Your task
Copy each line below containing "content".

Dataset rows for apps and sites
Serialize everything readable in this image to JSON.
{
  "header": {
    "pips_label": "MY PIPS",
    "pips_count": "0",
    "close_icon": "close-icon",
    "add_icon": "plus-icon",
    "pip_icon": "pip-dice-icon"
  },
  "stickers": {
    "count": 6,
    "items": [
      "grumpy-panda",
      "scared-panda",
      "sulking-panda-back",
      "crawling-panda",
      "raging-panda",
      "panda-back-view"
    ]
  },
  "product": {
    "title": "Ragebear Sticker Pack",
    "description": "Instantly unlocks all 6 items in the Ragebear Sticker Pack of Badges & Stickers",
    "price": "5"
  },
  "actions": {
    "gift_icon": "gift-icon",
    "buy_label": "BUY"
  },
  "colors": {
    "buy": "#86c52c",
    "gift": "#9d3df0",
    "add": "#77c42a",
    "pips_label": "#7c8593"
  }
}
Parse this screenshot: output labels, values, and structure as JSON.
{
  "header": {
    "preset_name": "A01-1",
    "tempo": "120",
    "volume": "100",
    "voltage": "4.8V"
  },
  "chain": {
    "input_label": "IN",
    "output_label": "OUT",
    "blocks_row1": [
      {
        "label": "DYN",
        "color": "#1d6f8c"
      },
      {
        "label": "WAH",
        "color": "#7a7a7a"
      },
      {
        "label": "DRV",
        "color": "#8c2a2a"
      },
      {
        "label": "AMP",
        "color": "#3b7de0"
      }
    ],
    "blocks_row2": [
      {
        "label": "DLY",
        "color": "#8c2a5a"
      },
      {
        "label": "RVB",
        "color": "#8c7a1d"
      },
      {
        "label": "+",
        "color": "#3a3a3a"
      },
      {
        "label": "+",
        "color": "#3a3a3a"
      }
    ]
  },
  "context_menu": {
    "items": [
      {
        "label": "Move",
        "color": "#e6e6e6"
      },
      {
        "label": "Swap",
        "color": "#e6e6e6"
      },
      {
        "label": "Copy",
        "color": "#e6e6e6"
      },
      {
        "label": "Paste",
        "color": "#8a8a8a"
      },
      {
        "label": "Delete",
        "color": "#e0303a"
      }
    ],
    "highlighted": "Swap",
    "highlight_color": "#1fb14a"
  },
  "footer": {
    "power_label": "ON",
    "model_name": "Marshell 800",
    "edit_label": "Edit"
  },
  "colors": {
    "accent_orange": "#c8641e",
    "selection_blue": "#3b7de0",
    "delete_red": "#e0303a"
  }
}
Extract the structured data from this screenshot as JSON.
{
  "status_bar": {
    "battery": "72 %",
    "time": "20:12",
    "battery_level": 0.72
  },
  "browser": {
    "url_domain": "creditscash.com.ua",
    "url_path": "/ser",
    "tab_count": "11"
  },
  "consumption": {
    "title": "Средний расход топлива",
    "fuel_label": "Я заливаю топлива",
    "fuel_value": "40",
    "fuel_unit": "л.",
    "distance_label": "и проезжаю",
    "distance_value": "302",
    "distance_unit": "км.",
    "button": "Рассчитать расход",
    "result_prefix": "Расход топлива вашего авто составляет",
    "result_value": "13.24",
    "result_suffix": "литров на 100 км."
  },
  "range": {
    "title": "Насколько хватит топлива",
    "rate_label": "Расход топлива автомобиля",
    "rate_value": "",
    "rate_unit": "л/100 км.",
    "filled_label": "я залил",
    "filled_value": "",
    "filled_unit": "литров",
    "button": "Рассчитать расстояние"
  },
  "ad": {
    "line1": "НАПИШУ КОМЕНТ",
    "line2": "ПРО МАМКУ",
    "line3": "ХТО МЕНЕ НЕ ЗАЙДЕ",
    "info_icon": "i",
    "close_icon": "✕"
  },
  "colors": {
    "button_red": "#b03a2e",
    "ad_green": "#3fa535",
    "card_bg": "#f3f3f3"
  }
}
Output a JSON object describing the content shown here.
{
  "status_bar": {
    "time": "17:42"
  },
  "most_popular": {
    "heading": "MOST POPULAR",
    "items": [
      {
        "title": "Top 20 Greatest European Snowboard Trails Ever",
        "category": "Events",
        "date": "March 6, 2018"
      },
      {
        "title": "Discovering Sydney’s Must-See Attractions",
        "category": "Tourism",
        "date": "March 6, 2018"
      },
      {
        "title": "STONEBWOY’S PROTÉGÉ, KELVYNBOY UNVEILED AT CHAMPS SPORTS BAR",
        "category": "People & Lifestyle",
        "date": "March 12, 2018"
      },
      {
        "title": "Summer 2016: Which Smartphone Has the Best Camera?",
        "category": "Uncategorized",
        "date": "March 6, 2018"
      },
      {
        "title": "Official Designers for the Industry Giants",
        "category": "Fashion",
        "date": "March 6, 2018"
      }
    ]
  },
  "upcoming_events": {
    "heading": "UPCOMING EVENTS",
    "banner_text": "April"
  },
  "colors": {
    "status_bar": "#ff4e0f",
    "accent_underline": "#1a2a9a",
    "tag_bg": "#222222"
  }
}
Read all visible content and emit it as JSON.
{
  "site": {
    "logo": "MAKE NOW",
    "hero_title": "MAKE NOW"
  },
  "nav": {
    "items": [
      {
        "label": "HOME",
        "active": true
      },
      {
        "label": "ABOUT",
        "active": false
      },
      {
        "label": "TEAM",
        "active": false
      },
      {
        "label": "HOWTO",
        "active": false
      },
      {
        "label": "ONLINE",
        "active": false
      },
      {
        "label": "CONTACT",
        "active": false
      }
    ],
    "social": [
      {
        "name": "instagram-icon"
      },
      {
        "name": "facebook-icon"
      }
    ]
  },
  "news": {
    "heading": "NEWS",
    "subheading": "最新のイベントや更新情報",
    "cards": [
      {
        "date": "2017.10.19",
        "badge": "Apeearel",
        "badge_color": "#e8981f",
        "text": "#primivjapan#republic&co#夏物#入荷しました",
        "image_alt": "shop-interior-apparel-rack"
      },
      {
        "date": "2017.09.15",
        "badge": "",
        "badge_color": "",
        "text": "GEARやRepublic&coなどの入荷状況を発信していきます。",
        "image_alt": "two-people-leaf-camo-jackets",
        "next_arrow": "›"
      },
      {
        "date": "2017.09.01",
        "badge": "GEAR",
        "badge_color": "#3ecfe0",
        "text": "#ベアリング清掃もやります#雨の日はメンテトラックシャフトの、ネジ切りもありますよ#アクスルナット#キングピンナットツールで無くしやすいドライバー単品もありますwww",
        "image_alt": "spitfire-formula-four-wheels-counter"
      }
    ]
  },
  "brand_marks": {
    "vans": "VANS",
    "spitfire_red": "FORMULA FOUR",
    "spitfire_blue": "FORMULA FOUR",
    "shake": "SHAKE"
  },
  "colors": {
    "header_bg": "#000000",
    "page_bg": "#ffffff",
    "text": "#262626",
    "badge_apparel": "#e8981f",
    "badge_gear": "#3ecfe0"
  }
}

Reply
Output a JSON object describing the content shown here.
Read all visible content and emit it as JSON.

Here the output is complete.